- About this task -
Images are not part of the copy; write out the rest of the data exactly as given.
(Data records)
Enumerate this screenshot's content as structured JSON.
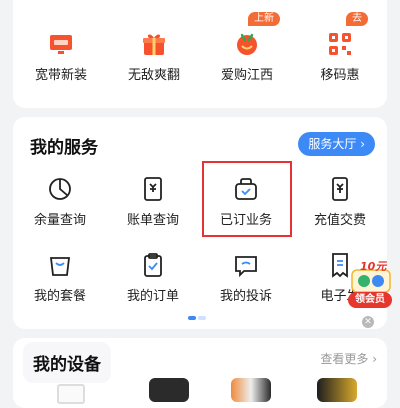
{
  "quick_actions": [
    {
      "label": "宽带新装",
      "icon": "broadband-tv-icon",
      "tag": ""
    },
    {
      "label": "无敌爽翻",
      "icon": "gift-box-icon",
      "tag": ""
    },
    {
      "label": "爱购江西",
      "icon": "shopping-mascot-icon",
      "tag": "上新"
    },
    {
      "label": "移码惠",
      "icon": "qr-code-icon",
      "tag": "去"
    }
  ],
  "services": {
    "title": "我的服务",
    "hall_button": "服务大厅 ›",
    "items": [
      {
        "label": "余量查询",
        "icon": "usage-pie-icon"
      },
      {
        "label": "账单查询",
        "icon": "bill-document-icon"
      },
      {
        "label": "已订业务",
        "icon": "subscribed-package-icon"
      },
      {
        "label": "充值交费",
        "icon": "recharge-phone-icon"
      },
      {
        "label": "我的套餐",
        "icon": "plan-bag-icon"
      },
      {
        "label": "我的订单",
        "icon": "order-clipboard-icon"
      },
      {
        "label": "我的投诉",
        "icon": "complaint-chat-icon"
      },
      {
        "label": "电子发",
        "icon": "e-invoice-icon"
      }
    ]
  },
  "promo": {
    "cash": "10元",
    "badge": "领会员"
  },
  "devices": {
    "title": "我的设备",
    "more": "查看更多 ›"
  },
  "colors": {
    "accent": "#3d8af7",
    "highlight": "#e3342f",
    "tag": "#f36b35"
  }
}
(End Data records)
- Task answer -
Enumerate this screenshot's content as structured JSON.
{
  "quick_actions": [
    {
      "label": "宽带新装",
      "icon": "broadband-tv-icon",
      "tag": ""
    },
    {
      "label": "无敌爽翻",
      "icon": "gift-box-icon",
      "tag": ""
    },
    {
      "label": "爱购江西",
      "icon": "shopping-mascot-icon",
      "tag": "上新"
    },
    {
      "label": "移码惠",
      "icon": "qr-code-icon",
      "tag": "去"
    }
  ],
  "services": {
    "title": "我的服务",
    "hall_button": "服务大厅 ›",
    "items": [
      {
        "label": "余量查询",
        "icon": "usage-pie-icon"
      },
      {
        "label": "账单查询",
        "icon": "bill-document-icon"
      },
      {
        "label": "已订业务",
        "icon": "subscribed-package-icon"
      },
      {
        "label": "充值交费",
        "icon": "recharge-phone-icon"
      },
      {
        "label": "我的套餐",
        "icon": "plan-bag-icon"
      },
      {
        "label": "我的订单",
        "icon": "order-clipboard-icon"
      },
      {
        "label": "我的投诉",
        "icon": "complaint-chat-icon"
      },
      {
        "label": "电子发",
        "icon": "e-invoice-icon"
      }
    ]
  },
  "promo": {
    "cash": "10元",
    "badge": "领会员"
  },
  "devices": {
    "title": "我的设备",
    "more": "查看更多 ›"
  },
  "colors": {
    "accent": "#3d8af7",
    "highlight": "#e3342f",
    "tag": "#f36b35"
  }
}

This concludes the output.